Patient Advocacy 2019: Safety in Healthcare – Candace Wenham

Patient Advocacy 2019: Safety in Healthcare

To be honest, doctors are getting paid to keep you sick. We still pay when they make a mistake. Three years ago, my daughter went through dozens and dozens of tests, including tests for cancer and HIV, to determine the cause of a baseball-sized lump in her neck. It turned out to be mono, after being tested for mono 3 times over a month! Two weeks in, and two negative mono tests later, the ENT offered to do a fine-needle aspiration, to which I not-so-politely declined (after running to the bathroom). We still footed the bill for the dozens of unneeded tests that ultimately led to the most obvious answer there was- a teenage girl not getting enough sleep having mono at age 14 (just like her mother did at the exact same age, actually).

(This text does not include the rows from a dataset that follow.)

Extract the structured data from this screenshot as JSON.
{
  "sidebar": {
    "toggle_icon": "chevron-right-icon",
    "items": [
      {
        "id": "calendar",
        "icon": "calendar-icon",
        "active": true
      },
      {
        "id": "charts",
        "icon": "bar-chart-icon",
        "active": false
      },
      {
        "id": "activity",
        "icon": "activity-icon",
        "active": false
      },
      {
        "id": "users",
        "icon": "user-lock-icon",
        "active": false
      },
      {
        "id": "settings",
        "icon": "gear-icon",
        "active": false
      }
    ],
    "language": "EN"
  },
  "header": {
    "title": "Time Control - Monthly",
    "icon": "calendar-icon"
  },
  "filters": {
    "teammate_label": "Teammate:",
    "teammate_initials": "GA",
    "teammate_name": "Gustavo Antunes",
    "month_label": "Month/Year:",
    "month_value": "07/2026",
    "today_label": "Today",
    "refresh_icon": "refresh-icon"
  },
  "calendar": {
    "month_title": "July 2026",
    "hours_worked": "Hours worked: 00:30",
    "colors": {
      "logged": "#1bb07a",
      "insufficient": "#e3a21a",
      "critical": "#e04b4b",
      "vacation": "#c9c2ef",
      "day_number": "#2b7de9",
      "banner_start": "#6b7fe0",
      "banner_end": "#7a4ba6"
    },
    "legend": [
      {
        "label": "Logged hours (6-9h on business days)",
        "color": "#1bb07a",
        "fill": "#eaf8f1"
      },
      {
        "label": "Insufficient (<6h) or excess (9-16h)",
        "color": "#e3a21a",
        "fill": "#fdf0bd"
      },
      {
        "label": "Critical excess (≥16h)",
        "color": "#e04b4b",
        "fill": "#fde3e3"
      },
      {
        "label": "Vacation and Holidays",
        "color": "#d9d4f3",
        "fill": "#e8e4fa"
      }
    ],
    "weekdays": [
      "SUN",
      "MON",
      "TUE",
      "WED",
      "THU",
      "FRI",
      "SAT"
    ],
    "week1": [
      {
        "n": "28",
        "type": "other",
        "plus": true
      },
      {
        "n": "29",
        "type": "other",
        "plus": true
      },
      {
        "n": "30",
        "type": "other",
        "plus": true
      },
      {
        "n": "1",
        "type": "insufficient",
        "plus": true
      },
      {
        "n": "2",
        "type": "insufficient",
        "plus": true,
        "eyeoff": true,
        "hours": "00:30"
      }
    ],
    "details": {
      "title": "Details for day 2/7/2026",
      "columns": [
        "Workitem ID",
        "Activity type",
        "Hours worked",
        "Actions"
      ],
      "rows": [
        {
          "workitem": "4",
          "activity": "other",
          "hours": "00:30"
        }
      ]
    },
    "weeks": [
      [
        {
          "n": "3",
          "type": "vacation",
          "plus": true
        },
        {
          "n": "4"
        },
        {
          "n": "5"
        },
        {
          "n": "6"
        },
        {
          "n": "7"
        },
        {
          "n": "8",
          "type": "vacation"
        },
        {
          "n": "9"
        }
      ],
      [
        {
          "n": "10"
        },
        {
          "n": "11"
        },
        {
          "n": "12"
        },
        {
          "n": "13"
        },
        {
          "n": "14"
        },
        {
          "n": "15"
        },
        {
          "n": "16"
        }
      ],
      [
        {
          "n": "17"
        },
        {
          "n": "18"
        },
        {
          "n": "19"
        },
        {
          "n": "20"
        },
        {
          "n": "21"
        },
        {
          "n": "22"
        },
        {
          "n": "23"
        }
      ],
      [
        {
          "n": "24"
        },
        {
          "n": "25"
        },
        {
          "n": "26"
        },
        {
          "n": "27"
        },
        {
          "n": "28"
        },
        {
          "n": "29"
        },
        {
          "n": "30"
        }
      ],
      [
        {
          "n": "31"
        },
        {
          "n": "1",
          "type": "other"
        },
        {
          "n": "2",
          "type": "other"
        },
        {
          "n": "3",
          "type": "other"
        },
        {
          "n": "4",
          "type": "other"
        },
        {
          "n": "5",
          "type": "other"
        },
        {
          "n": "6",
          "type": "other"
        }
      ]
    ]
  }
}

We see this time and time again, doctors being paid, regardless of helping or hurting us, even doing nothing at all. Why are we still liable for medical bills that provide us with nothing and can even cause us harm? In fact, experts tell us that 80% of our hospital bills are wrong! How can this be? Most of the time we wouldn’t even notice. This is because we depend on our health insurance (private insurance) or Medicare (public insurance) to pay. We end up paying a smaller portion (hopefully) and try not to think about it anymore, unless we’re uninsured, and that’s another story.

Keeping Safe and Taking Active Steps in Our Care for 2019

· When seeing more than one doctor, communicate directly with medical staff AND your doctors that you are actively seeing another doctor. Make sure they are both aware of each other. Describe the diagnoses to each doctor, and how each arrived at each diagnosis- bring your diagnosis (the IMPORTANT medical records) to show your new doctor so that each is clear.

· Bring a list of medications. A list of medications to show your doctors is essential and will need to be updated EVERY time you go to each doctor. I have noticed this is important to check every single time one attends an appointment. For some reason, medication lists are almost always wrong (not updated properly).

· Ask each doctor about medication interactions between ALL medications- the ones they’re prescribing and the ones the other doctor is prescribing. No one knows everything. I have found this out the hard way. Medication errors are too common and happen 20% of the time in a hospital setting- whether its dosage, administration, etc.; sadly, we have no idea how to measure how often it happens in the typical doctor/patient interaction. Being proactive with medication can literally save your life. Ask your doctor. Read those long, scary print-outs they give you. This has saved both my life and my best friend’s. Ask the pharmacist. Read research and interactions through NIH and PubMed. Honestly, this can save your life. Sometimes, even over-the-counter medications can interact with prescriptions and cause major damage.

· Be judicious with medications. When taking more than one medication, pay attention to your side effects before starting another medication. If you’re having side effects, tell your doctor. Your doctor may not ask you about side effects; in fact, it is not their job to call in two weeks to ask about side effects. You must be a proactive patient and tell your doctor or their medical staff if you are having negative side effects. On the other hand, if you are feeling okay, then you may start another medication, if prescribed. Don’t just blindly do what your doctor(s) tell you- monitor how you are FEELING first! They don’t know how you are feeling unless you tell them. Another medication issue would be if it is actually making you WORSE instead of better, or not better at all, then your dosage may need to be adjusted.

· Experts tell us that around 20% of all diagnoses are wrong. That means 1 out of 5 times you go to your doctor, you are given the wrong diagnosis. Not really, but hypothetically speaking. In other words, it would not be surprising if you were given the wrong diagnosis at some point in your life. The wrong diagnosis could lead to the wrong treatment, the wrong prescriptions, the wrong surgery, and even death. In fact, up to 40% of all ER diagnoses are wrong! Don’t try to get an accurate diagnosis in the ER, especially at night on the weekend! It’s no secret you don’t have the top-notch staff working at those times, nor the number of staff or doctors available for emergencies. If possible, bring someone with you for nights and weekends, just in case.

· Choosing a great doctor will keep you safe. The better you are able to communicate with your doctor, the more likely you are to trust them. If you feel your doctor is respectful and is truly listening to you, then you will feel and most likely will actually BE safer. I like when the staff is courteous, happy, attentive, and calls you with results. There is something to be said about positive leadership. The doctor who treats their staff well, who provides a fulfilling environment with prompt service to customers (patients), and who actually reads your chart while speaking with you is my kind of doctor. They also look you in the eye and listen to what you are saying without rushing you. You may wait a while for them, but they are worth it because they are spending time with other patients like they are with you. Another trait I look for is the ability for them to be humble- to accept they do not know everything, to be open to new treatment options they may not have heard of (this is a great time to bring your printed information- peer-reviewed human subject clinical trials only please!), to listen to your worries, to listen to your wishes, and to not judge, but to empathize. They are out there!